What you have to do: Every line below that mentions the word "diseases" should be copied out.

::: Available records

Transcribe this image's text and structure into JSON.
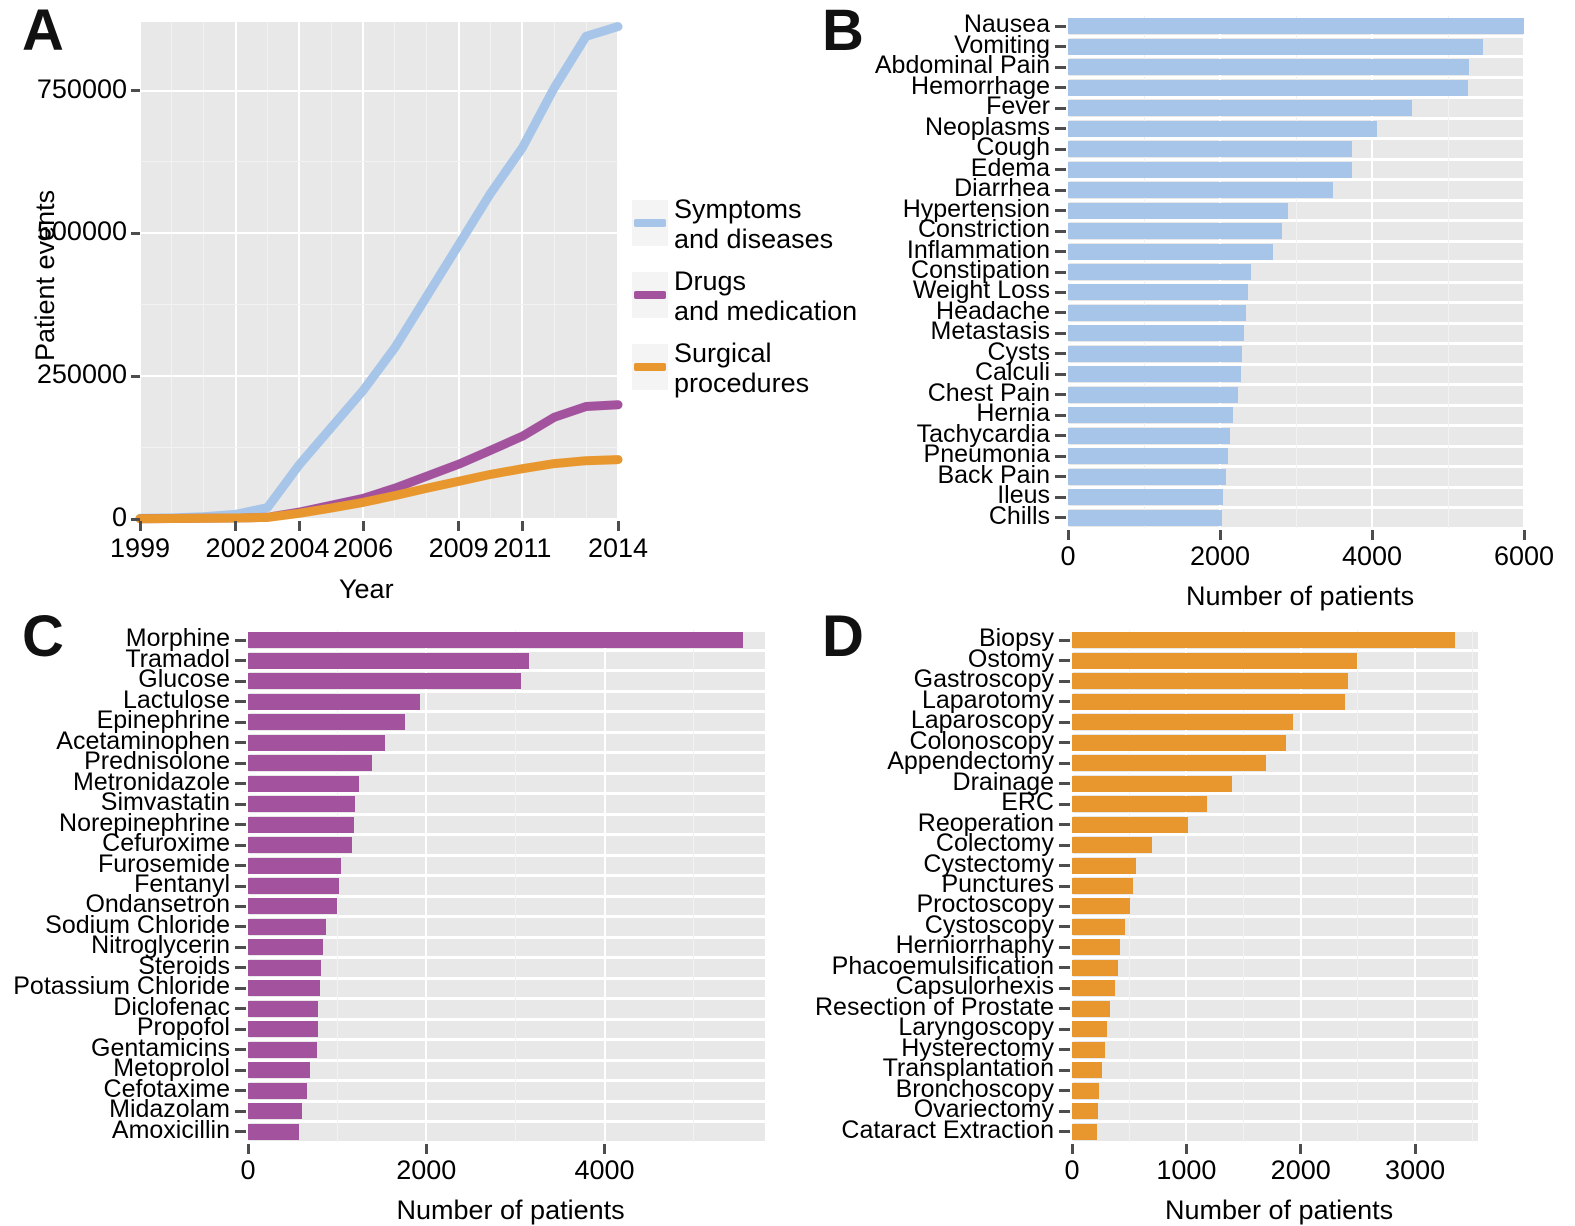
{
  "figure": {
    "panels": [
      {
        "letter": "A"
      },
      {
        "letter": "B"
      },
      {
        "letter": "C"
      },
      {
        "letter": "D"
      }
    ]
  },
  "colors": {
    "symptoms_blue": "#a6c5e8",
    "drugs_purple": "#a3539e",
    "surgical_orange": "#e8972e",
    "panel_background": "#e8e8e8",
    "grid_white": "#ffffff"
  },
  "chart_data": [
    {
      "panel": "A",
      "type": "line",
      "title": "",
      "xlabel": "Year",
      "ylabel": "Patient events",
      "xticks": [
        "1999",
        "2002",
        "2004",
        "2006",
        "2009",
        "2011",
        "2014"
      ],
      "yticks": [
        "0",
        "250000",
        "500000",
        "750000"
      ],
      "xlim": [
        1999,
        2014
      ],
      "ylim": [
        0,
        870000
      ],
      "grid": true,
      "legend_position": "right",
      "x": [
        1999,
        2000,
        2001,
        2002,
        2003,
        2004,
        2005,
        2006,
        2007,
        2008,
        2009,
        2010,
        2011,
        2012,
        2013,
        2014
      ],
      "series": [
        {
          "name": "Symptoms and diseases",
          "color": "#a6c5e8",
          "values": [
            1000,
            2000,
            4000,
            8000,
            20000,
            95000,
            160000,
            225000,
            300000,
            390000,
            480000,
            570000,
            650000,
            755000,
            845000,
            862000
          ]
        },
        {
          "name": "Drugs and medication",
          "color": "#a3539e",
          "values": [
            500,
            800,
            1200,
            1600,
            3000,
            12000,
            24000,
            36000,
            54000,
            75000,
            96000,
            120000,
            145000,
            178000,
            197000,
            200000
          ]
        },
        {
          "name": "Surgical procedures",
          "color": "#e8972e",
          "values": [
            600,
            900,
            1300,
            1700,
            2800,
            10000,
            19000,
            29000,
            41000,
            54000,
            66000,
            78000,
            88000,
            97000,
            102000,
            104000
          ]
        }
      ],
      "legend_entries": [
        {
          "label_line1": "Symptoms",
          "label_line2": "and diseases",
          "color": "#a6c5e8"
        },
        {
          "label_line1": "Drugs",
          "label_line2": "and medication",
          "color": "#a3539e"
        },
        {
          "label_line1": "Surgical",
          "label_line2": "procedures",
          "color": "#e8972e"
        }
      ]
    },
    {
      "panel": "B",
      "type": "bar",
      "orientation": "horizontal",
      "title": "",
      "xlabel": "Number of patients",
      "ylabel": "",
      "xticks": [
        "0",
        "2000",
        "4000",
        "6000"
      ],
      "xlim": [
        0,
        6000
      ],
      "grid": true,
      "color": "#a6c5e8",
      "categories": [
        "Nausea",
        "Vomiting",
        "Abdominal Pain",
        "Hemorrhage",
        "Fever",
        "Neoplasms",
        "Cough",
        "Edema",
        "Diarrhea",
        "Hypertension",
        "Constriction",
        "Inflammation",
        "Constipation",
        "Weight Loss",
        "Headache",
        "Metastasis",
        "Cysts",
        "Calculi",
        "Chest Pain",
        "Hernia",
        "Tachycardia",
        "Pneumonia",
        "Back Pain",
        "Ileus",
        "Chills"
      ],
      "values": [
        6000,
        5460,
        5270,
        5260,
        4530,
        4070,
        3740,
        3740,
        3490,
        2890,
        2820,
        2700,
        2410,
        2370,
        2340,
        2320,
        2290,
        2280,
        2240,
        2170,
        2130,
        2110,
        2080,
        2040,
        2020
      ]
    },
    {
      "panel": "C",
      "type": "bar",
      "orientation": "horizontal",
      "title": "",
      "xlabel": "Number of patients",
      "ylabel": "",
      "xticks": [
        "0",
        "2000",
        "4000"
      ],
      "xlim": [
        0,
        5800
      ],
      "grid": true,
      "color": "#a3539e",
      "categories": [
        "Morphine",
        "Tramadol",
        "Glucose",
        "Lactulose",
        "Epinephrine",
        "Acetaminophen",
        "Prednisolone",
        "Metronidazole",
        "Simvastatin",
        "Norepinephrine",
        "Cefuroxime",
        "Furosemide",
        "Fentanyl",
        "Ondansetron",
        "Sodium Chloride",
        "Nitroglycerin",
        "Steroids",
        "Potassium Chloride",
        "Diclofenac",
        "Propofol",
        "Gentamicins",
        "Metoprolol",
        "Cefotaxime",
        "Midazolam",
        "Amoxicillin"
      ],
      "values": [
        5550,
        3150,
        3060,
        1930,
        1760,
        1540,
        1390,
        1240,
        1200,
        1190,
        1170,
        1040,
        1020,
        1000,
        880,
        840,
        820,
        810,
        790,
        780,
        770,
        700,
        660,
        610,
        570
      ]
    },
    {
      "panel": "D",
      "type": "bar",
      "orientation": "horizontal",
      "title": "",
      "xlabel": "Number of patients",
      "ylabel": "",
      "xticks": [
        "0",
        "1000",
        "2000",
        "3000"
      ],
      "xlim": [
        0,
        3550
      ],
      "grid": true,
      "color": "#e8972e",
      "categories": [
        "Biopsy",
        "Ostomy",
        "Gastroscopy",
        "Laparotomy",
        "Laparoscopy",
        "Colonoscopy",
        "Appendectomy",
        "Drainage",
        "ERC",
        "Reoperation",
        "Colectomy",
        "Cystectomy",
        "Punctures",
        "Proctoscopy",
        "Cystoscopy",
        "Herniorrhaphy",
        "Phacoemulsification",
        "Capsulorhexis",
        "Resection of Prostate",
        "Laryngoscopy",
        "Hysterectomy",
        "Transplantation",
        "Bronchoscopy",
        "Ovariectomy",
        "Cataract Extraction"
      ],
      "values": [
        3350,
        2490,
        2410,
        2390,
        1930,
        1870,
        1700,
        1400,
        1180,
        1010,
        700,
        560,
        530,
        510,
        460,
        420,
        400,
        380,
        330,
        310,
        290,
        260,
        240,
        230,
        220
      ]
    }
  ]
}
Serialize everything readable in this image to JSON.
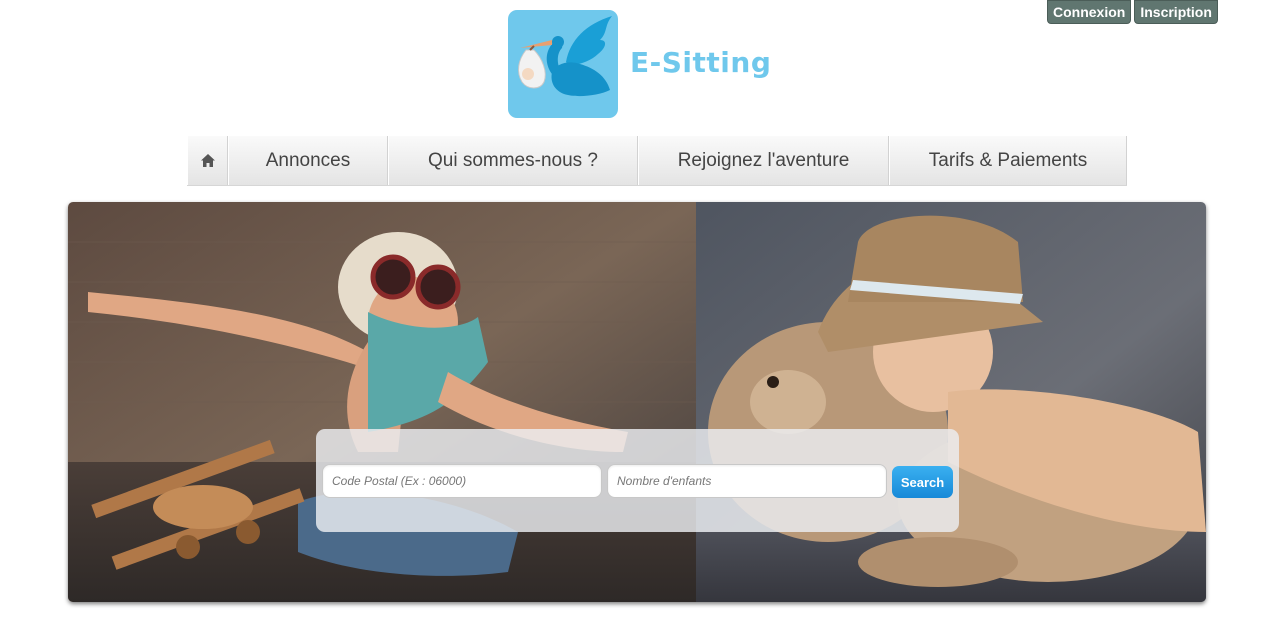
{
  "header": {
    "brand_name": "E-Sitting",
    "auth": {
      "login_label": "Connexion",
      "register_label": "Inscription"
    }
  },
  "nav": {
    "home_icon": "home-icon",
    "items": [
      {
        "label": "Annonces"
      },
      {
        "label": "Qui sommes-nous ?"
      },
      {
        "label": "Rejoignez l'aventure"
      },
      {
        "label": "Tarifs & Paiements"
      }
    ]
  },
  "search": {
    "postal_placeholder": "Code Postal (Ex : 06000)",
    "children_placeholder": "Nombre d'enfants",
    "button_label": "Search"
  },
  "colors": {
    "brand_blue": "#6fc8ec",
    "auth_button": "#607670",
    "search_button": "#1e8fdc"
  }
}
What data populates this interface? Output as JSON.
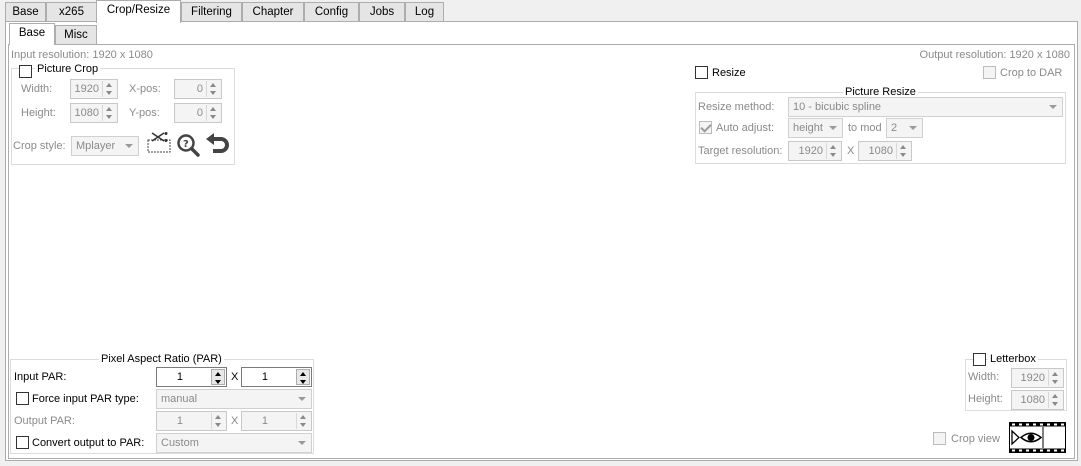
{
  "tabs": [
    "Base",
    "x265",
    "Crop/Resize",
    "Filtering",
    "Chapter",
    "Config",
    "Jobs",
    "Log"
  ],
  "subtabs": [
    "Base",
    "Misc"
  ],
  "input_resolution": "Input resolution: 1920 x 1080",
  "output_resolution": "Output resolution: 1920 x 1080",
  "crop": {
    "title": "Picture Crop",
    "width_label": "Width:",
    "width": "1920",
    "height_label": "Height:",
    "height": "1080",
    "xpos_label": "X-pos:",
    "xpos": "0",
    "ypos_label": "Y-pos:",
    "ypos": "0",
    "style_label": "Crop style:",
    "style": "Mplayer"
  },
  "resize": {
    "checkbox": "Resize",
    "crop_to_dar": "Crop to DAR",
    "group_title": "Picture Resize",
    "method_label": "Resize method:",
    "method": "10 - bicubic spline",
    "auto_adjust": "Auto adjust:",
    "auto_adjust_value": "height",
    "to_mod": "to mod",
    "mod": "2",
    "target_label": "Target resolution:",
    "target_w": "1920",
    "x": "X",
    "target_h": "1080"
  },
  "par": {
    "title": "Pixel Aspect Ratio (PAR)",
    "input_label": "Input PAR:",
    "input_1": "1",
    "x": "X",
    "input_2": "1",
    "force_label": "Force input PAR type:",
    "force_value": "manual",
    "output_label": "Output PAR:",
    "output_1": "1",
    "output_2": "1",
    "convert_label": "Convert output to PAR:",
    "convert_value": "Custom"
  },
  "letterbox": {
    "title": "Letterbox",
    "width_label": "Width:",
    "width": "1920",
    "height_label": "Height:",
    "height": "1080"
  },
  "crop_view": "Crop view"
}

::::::

Written response:
          "name": "Symptoms and diseases",
          "label_line2": "and diseases",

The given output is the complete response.